Two Amazon executives who played a formative role in the retail giant’s push toward healthcare are leaving.
TJ Parker and Elliot Cohen, co-founders of prescription drug startup PillPack, will leave Amazon at the end of this month, according to a post on Parker’s LinkedIn profile. Amazon bought PillPack in 2018 for $750 million.
After the acquisition, Parker and Cohen helped direct the launch of Amazon Pharmacy, the company’s online pharmacy to provide prescription drugs in the United States. Both Parker and Cohen served as vice presidents of pharmacy until recently, when they were transferred to advisory positions, Axios reported. .
“I am writing to let you all know that Elliott and I are moving out of PillPack and Amazon at the end of the month,” Parker wrote. “Among everything, the people we met along the way and who joined us on this journey are the ones we will remember most and will miss you all.”
Parker and Cohen co-founded PillPack in 2013. Parker, whose father was a pharmacist, attended the School of Pharmacy in Boston. He met Cohen, who was in business school at MIT. PillPack began serving customers in 2014, and Parker’s father joined as one of the company’s first pharmacists.
Amazon has accelerated its push into healthcare in recent years, although not all of its efforts have been successful. The pharmacy company has struggled to gain traction, and Amazon recently announced that it was shutting down telehealth service Amazon Care after finding it wasn’t a “full enough offering” to customers.
Early last year, Amazon’s joint venture with Berkshire Hathaway and JPMorgan Chase to cut health care costs was dissolved.

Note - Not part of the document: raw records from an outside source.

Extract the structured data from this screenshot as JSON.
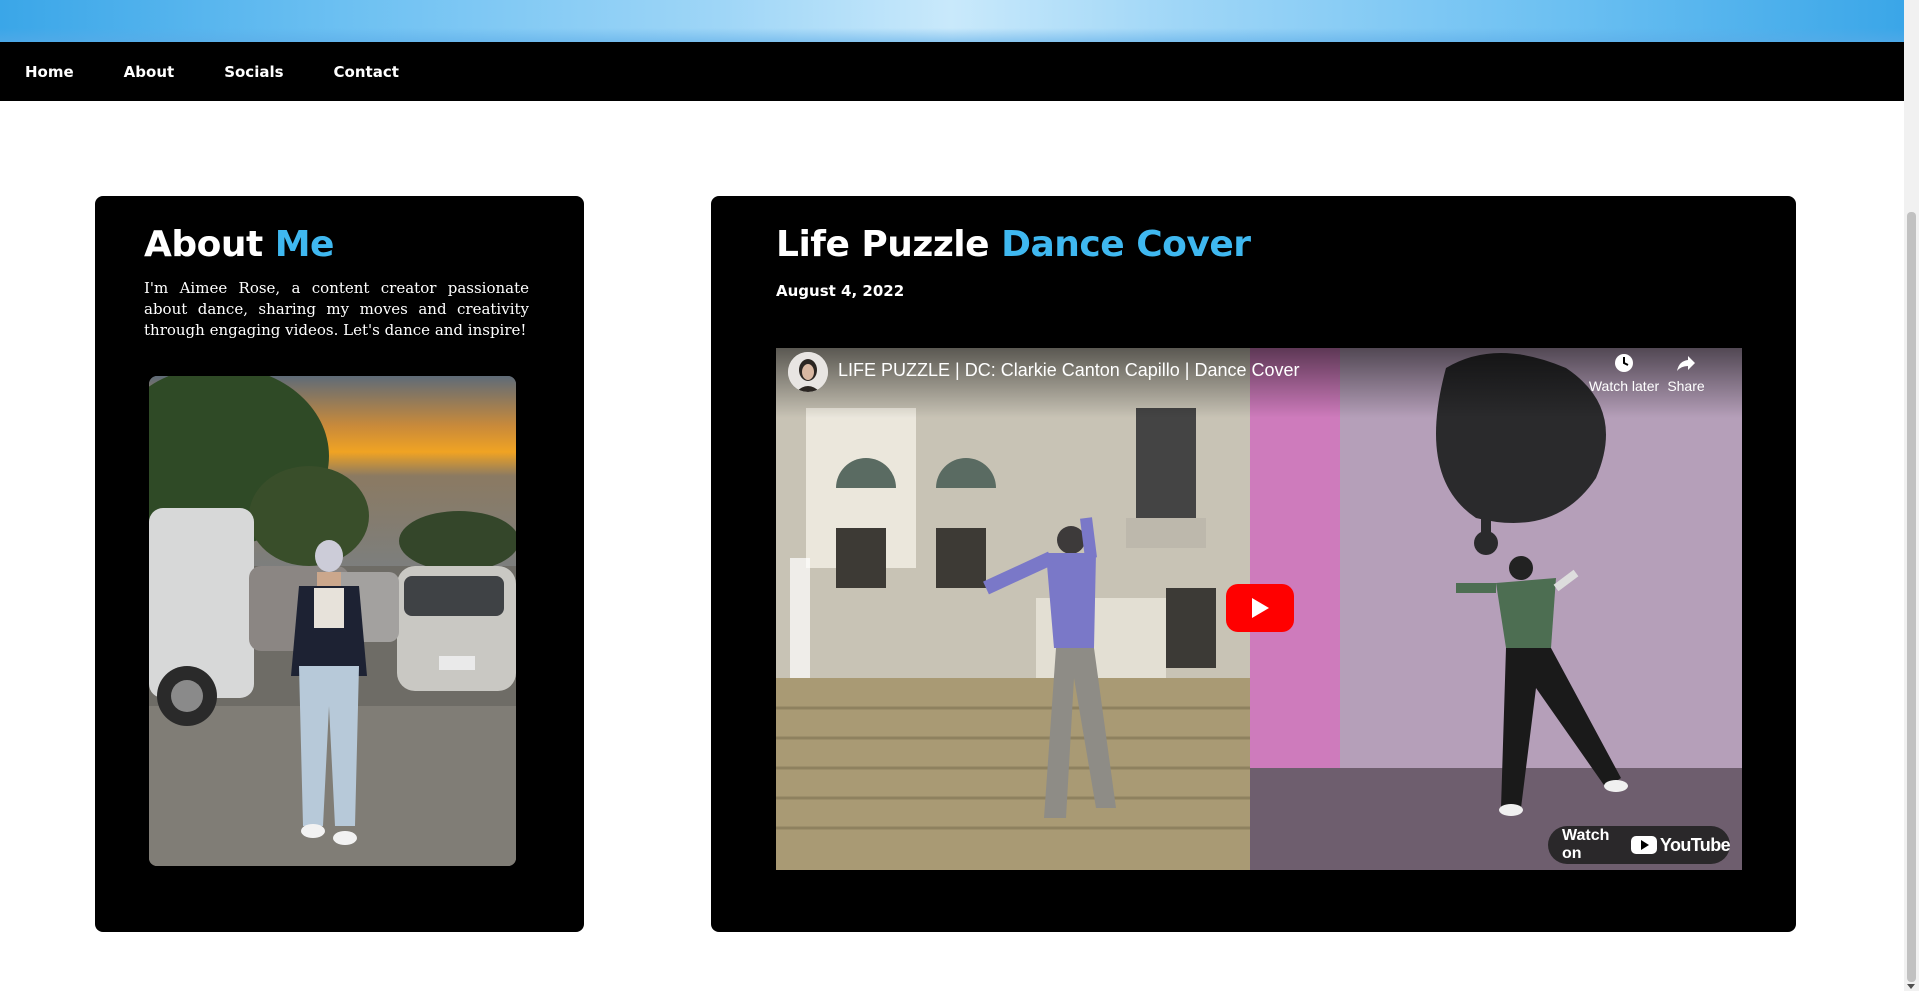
{
  "nav": {
    "items": [
      "Home",
      "About",
      "Socials",
      "Contact"
    ]
  },
  "about": {
    "title_main": "About ",
    "title_accent": "Me",
    "text": "I'm Aimee Rose, a content creator passionate about dance, sharing my moves and creativity through engaging videos. Let's dance and inspire!",
    "photo_alt": "Aimee Rose photo"
  },
  "video_section": {
    "title_main": "Life Puzzle ",
    "title_accent": "Dance Cover",
    "date": "August 4, 2022",
    "player": {
      "video_title": "LIFE PUZZLE | DC: Clarkie Canton Capillo | Dance Cover",
      "watch_later_label": "Watch later",
      "share_label": "Share",
      "watch_on_label": "Watch on",
      "youtube_label": "YouTube"
    }
  },
  "colors": {
    "accent": "#3fb8f0",
    "card_bg": "#000000",
    "nav_bg": "#000000",
    "youtube_red": "#ff0000"
  }
}
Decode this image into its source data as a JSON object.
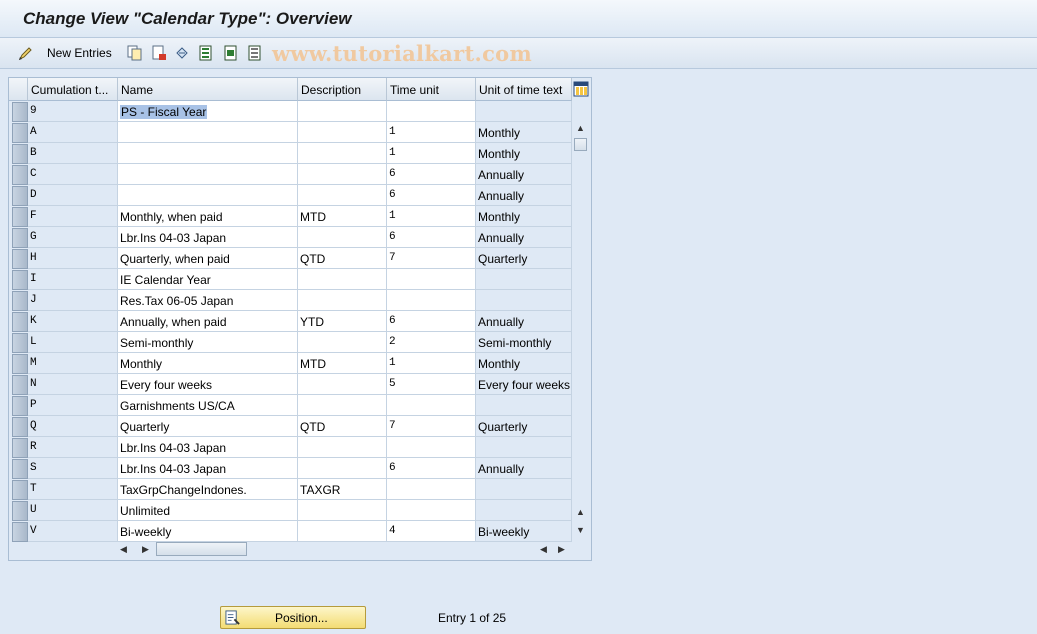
{
  "window": {
    "title": "Change View \"Calendar Type\": Overview"
  },
  "toolbar": {
    "new_entries_label": "New Entries",
    "watermark": "www.tutorialkart.com",
    "icons": [
      "edit-pencil-icon",
      "copy-icon",
      "delete-icon",
      "undo-icon",
      "select-all-icon",
      "select-block-icon",
      "deselect-icon"
    ]
  },
  "table": {
    "columns": [
      "Cumulation t...",
      "Name",
      "Description",
      "Time unit",
      "Unit of time text"
    ],
    "rows": [
      {
        "key": "9",
        "name": "PS - Fiscal Year",
        "desc": "",
        "unit": "",
        "text": ""
      },
      {
        "key": "A",
        "name": "",
        "desc": "",
        "unit": "1",
        "text": "Monthly"
      },
      {
        "key": "B",
        "name": "",
        "desc": "",
        "unit": "1",
        "text": "Monthly"
      },
      {
        "key": "C",
        "name": "",
        "desc": "",
        "unit": "6",
        "text": "Annually"
      },
      {
        "key": "D",
        "name": "",
        "desc": "",
        "unit": "6",
        "text": "Annually"
      },
      {
        "key": "F",
        "name": "Monthly, when paid",
        "desc": "MTD",
        "unit": "1",
        "text": "Monthly"
      },
      {
        "key": "G",
        "name": "Lbr.Ins 04-03  Japan",
        "desc": "",
        "unit": "6",
        "text": "Annually"
      },
      {
        "key": "H",
        "name": "Quarterly, when paid",
        "desc": "QTD",
        "unit": "7",
        "text": "Quarterly"
      },
      {
        "key": "I",
        "name": "IE Calendar Year",
        "desc": "",
        "unit": "",
        "text": ""
      },
      {
        "key": "J",
        "name": "Res.Tax 06-05  Japan",
        "desc": "",
        "unit": "",
        "text": ""
      },
      {
        "key": "K",
        "name": "Annually, when paid",
        "desc": "YTD",
        "unit": "6",
        "text": "Annually"
      },
      {
        "key": "L",
        "name": "Semi-monthly",
        "desc": "",
        "unit": "2",
        "text": "Semi-monthly"
      },
      {
        "key": "M",
        "name": "Monthly",
        "desc": "MTD",
        "unit": "1",
        "text": "Monthly"
      },
      {
        "key": "N",
        "name": "Every four weeks",
        "desc": "",
        "unit": "5",
        "text": "Every four weeks"
      },
      {
        "key": "P",
        "name": "Garnishments US/CA",
        "desc": "",
        "unit": "",
        "text": ""
      },
      {
        "key": "Q",
        "name": "Quarterly",
        "desc": "QTD",
        "unit": "7",
        "text": "Quarterly"
      },
      {
        "key": "R",
        "name": "Lbr.Ins 04-03  Japan",
        "desc": "",
        "unit": "",
        "text": ""
      },
      {
        "key": "S",
        "name": "Lbr.Ins 04-03  Japan",
        "desc": "",
        "unit": "6",
        "text": "Annually"
      },
      {
        "key": "T",
        "name": "TaxGrpChangeIndones.",
        "desc": "TAXGR",
        "unit": "",
        "text": ""
      },
      {
        "key": "U",
        "name": "Unlimited",
        "desc": "",
        "unit": "",
        "text": ""
      },
      {
        "key": "V",
        "name": "Bi-weekly",
        "desc": "",
        "unit": "4",
        "text": "Bi-weekly"
      }
    ]
  },
  "footer": {
    "position_button": "Position...",
    "entry_info": "Entry 1 of 25"
  }
}
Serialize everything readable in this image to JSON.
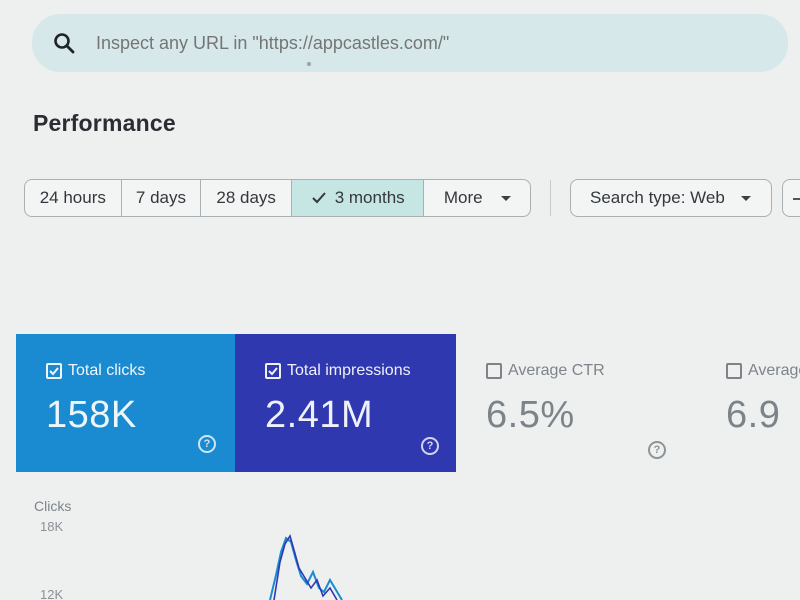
{
  "search": {
    "placeholder": "Inspect any URL in \"https://appcastles.com/\"",
    "icon": "search-icon"
  },
  "page": {
    "title": "Performance"
  },
  "date_range": {
    "options": [
      "24 hours",
      "7 days",
      "28 days",
      "3 months",
      "More"
    ],
    "selected": "3 months"
  },
  "filters": {
    "search_type_label": "Search type: Web"
  },
  "metrics": {
    "clicks": {
      "label": "Total clicks",
      "value": "158K",
      "checked": true,
      "color": "#1a8ad1"
    },
    "impressions": {
      "label": "Total impressions",
      "value": "2.41M",
      "checked": true,
      "color": "#3038b0"
    },
    "ctr": {
      "label": "Average CTR",
      "value": "6.5%",
      "checked": false
    },
    "position": {
      "label": "Average p",
      "value": "6.9",
      "checked": false
    }
  },
  "chart": {
    "ylabel": "Clicks",
    "ticks": [
      "18K",
      "12K"
    ]
  },
  "colors": {
    "selected_range_bg": "#c6e6e3",
    "search_bar_bg": "#d7e8ea"
  }
}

The entity was called Haven, and its anticipated initial entry into the healthcare market sent the providers’ shares tumbling.
However, Amazon is investing significant capital and resources in the space. In July, Amazon said it would acquire One Medical for $3.9 billion, creating a network of primary care clinics. Amazon also runs the Consumer Diagnostics Project.
Amazon adjusted its health leadership ahead of Parker and Cohen’s departure. Last December, CNBC reported that the company had brought in former Prime Minister Neil Lindsey to oversee its health efforts. Jon Love, who previously served as vice president of Alexa at Amazon, was named vice president of pharmacy and PillPack in January.
In a note to the Health Services team on Monday, Lindsey called Parker and Cohen’s departure “bittersweet” and thanked the PillPack founders for helping develop the strategy “to help improve the healthcare experience for customers.”
“Driven by their insight and customer obsession, PillPack’s business and capabilities became the foundation of Amazon’s pharmacy,” Lindsay wrote.
Watch: Amazon launches online pharmacy in the US